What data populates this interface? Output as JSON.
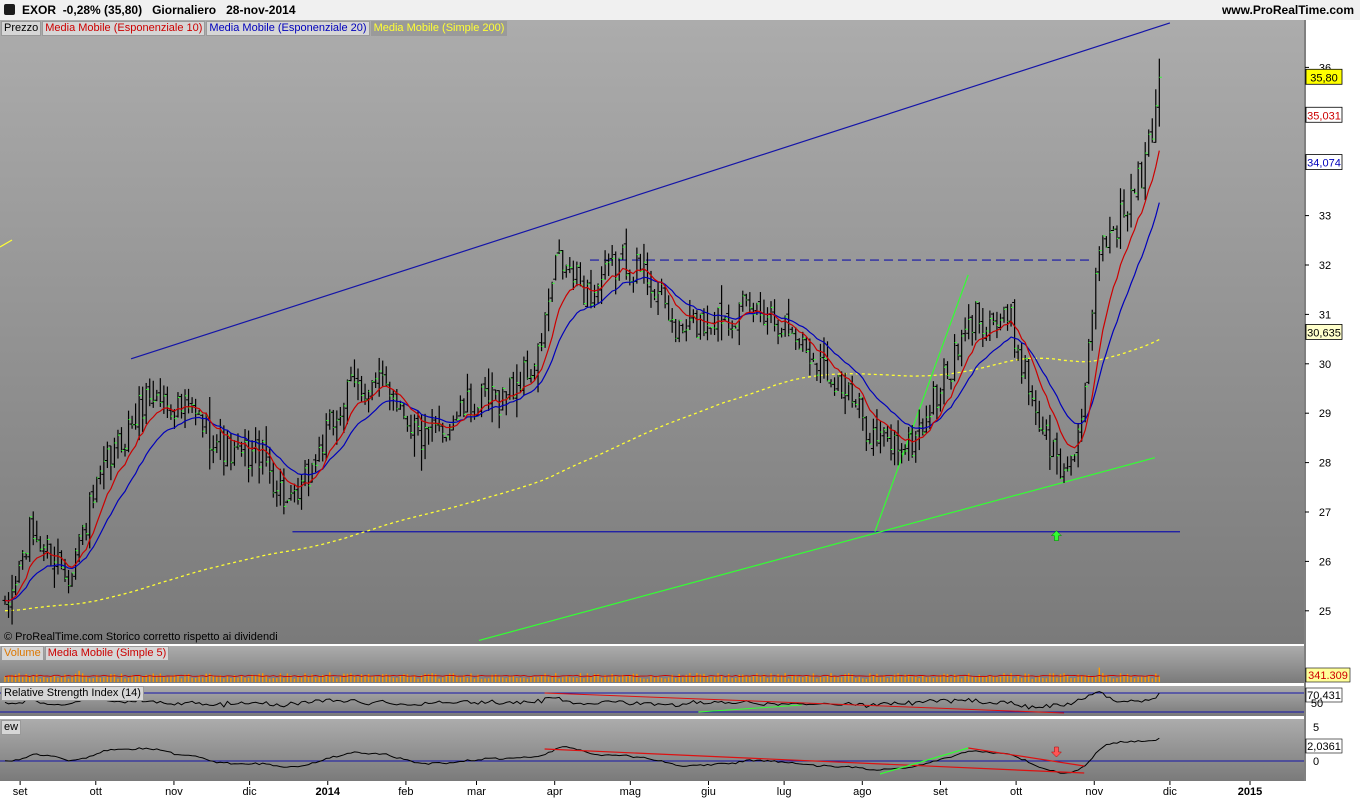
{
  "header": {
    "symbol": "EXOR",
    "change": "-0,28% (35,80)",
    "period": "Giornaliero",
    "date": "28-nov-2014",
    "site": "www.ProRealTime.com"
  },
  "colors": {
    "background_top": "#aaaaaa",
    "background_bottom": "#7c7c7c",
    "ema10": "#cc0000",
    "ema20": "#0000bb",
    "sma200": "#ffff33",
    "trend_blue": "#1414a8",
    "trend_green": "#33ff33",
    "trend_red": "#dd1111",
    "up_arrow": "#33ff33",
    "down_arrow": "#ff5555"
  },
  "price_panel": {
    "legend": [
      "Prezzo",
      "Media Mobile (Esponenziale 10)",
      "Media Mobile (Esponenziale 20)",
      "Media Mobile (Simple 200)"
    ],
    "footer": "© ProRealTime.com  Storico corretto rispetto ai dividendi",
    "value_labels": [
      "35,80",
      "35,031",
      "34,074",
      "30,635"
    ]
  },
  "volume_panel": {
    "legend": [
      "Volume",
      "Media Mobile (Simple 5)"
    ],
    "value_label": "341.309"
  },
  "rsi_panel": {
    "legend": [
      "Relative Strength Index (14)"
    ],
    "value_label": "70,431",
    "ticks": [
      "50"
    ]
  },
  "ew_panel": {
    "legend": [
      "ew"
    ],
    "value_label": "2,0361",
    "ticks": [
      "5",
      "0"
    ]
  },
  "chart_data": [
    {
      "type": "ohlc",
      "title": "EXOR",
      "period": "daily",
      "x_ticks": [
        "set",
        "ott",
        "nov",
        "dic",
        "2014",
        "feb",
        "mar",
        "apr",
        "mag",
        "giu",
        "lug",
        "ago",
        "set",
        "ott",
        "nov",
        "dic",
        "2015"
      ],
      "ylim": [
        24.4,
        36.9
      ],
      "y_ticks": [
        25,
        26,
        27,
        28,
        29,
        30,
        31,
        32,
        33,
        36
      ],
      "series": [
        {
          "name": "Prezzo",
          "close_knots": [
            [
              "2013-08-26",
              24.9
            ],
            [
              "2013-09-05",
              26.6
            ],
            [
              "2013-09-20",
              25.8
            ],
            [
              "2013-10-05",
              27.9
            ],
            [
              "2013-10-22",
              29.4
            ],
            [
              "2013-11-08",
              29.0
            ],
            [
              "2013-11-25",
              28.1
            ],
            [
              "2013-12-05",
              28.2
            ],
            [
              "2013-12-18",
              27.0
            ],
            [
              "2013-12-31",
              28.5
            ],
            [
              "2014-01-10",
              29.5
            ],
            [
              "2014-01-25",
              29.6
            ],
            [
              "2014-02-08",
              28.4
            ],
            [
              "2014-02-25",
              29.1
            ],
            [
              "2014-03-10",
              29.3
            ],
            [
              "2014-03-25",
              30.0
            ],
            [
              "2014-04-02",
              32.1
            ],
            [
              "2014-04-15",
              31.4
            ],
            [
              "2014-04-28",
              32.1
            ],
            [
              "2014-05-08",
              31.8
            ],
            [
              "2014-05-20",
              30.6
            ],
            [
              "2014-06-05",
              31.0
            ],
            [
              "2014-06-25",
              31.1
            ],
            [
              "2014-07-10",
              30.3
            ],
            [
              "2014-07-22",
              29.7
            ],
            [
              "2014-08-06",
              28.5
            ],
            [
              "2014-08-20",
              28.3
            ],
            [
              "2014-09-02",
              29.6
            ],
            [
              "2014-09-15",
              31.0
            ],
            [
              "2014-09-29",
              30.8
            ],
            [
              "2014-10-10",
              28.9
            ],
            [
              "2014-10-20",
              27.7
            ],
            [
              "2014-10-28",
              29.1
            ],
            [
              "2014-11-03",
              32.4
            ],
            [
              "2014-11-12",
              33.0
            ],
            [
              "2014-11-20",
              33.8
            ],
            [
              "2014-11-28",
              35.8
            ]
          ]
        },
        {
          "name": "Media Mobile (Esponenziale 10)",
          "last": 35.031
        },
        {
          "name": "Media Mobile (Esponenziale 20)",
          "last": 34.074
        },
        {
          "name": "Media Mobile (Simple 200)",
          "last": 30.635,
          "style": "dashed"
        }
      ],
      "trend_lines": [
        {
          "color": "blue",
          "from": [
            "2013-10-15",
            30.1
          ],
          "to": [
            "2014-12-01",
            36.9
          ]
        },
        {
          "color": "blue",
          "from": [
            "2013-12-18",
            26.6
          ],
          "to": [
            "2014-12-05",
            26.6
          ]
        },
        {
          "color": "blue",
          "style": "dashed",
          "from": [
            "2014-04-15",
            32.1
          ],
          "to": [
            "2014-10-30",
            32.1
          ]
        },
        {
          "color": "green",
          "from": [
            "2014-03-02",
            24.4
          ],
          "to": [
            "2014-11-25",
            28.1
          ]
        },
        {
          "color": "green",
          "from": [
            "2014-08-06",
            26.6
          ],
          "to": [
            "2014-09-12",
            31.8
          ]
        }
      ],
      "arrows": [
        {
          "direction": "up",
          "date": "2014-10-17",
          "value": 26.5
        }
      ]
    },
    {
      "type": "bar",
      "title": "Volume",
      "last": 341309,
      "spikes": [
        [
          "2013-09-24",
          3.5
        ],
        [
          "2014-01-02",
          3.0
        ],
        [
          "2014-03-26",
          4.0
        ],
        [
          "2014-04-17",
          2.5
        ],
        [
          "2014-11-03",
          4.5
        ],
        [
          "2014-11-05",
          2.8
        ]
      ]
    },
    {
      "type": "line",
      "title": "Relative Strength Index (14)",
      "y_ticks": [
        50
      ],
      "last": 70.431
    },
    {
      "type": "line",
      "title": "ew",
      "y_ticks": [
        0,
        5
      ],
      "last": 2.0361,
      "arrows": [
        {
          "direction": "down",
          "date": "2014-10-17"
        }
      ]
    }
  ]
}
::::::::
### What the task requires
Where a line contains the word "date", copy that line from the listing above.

### Task output
    "date": "28-nov-2014",
          "date": "2014-10-17",
          "date": "2014-10-17"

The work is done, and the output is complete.